Filter the entries below, keeping only lines with the word "city".

══ Task data ══

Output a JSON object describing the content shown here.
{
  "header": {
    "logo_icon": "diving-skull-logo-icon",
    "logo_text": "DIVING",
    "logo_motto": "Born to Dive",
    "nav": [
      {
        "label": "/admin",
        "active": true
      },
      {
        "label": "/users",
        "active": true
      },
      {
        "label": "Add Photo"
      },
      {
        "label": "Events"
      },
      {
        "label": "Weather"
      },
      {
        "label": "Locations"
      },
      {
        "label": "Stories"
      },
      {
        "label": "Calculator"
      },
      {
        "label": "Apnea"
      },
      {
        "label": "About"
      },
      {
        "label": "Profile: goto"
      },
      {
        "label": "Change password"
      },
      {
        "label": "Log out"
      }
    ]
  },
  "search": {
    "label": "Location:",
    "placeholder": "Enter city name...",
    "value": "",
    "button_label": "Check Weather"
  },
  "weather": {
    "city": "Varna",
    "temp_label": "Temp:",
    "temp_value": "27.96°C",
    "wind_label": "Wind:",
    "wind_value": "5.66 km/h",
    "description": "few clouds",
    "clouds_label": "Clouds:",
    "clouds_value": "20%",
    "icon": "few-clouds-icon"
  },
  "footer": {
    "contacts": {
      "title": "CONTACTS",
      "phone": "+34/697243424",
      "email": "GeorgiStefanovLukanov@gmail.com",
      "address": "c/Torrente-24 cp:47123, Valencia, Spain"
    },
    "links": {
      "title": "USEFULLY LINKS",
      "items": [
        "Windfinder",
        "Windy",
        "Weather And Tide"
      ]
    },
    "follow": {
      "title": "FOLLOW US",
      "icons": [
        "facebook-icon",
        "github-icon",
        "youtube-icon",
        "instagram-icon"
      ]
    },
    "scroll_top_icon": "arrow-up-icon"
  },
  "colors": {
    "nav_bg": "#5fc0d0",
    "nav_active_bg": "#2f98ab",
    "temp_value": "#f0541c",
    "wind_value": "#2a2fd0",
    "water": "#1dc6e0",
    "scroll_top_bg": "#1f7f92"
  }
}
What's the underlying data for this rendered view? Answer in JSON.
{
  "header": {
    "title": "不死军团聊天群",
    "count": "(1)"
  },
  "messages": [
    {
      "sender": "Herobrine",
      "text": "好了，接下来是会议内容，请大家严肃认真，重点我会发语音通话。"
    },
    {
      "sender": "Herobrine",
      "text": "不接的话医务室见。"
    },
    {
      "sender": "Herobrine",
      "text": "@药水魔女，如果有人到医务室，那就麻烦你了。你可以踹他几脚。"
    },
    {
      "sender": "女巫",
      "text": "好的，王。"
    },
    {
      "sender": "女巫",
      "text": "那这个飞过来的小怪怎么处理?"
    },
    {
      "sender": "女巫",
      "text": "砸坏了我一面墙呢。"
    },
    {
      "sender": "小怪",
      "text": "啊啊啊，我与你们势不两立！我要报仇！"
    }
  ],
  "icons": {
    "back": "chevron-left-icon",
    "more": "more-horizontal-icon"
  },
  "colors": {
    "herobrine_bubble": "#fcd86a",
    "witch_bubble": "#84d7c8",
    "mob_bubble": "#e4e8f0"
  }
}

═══

Written response
    "placeholder": "Enter city name...",
    "city": "Varna",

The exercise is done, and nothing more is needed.